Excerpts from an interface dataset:
"""

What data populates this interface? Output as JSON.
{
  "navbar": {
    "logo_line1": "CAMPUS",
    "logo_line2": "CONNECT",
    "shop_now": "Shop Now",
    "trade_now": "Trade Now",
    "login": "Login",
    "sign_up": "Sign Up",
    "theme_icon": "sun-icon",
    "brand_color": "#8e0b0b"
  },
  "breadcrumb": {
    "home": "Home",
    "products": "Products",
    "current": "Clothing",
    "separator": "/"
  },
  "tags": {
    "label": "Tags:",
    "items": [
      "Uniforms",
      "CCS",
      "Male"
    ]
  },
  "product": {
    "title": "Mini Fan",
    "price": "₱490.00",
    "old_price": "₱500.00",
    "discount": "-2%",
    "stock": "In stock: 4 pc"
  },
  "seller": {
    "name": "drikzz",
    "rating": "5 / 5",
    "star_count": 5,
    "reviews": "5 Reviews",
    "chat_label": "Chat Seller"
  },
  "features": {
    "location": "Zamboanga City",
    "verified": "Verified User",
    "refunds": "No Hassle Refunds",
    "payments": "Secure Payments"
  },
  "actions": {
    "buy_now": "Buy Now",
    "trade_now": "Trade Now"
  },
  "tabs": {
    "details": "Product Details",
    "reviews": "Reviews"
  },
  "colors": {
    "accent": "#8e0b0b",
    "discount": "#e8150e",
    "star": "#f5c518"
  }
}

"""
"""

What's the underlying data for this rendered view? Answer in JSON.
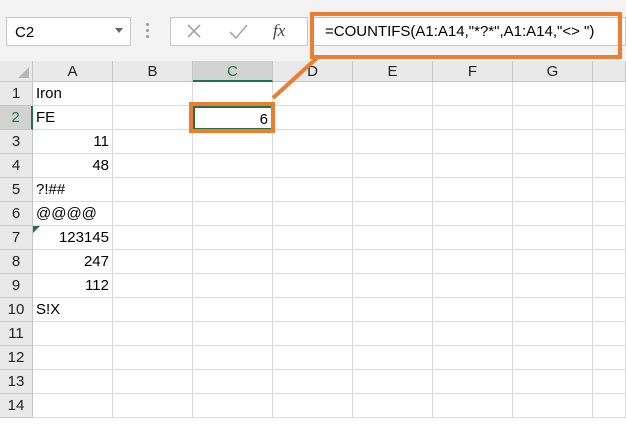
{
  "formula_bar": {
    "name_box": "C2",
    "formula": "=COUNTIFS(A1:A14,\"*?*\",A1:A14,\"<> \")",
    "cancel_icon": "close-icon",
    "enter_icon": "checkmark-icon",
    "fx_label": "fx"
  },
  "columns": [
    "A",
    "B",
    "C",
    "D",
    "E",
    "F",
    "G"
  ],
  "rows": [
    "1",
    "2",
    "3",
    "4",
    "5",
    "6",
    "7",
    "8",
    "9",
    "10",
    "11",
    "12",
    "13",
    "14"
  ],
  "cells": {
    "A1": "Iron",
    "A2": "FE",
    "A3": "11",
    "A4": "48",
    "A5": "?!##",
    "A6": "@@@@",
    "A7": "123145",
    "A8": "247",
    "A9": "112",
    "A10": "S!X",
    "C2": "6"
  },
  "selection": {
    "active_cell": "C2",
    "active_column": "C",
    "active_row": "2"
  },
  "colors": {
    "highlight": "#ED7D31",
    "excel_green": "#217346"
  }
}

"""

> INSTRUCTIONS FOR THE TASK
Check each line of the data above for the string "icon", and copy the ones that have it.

> ANSWER BOX
    "theme_icon": "sun-icon",
    "cancel_icon": "close-icon",
    "enter_icon": "checkmark-icon",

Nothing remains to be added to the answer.